As far as I can tell, the R community has no generally-accepted style guide. Google and Hadley Wickham both have style guides, but across and even within CRAN packages, different naming and spacing conventions abound. You’re likely to find variables named in camelCase, snake_case, or, interestingly, dot.case. This last convention is unusual, because unlike many languages, R does not enforce specific syntactic meaning for dots. Dots can denote methods for S3 classes, but they don’t have to. This means that R only cares about dots sometimes, with confusing results.

S3 generic functions, like print, use the function UseMethod to dispatch the appropriate method for the data type. The methods are named using the construction function.class (i.e., print.lm, print.data.frame). Sometimes you can even call the methods directly, without the generic. For example:

> print('hi')
[1] "hi"
> print.data.frame('hi')
<0 rows> (or 0-length row.names)

The character object "hi" isn’t a data.frame, but R will try to call it like a normal function anyway. S3 is very unstructured in this way. The problem is that R can’t always distinguish between S3 generics/methods and dot case functions:

> example <- function(x) print(mean(x))
> example.two <- function(x) print(sum(x))
> methods(example)
[1] example.two
see '?methods' for accessing help and source code
Warning message:
In .S3methods(generic.function, class, parent.frame()) :
function 'example' appears not to be S3 generic; found functions that look like S3 methods 

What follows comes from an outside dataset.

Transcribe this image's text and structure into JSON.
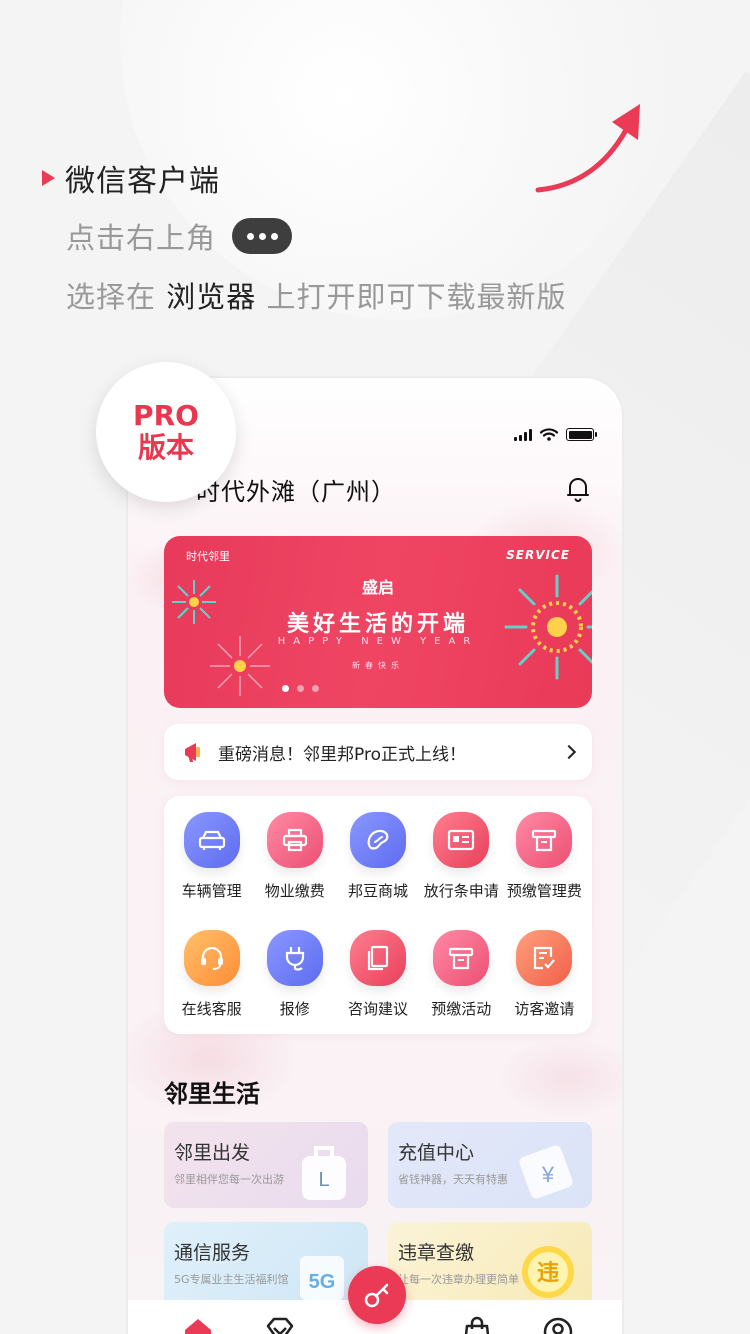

Here I’ve defined two unrelated functions, but R isn’t sure what to do with them. example isn’t an S3 generic, because I don’t call UseMethod to dispatch example methods for different classes, but because of S3 naming structure, example.two looks like an S3 method on the class two. S3 is so informal that there is no checking to distinguish between the possibilites, and the methods() function lists example.two as a method (although at least it warns you that it’s not sure).

This behavior is both unexpected and problematic. If you’re relying on a specific behavior from methods(), someone else’s package (or your own functions!) could give you unreliable results. There is no reason to use dot case except as convention, and it’s not a set convention, even in base R. There are even base R functions that use a different case for the function name and arguments (colSums (x, na.rm = FALSE, dims = 1))! I’d love to see an R overhaul, where a new R version is released with a consistent style and an accompanying style guide. But until that time, R users should at least stop using dot case.

Done At: Dec 10,2015

Posted with : R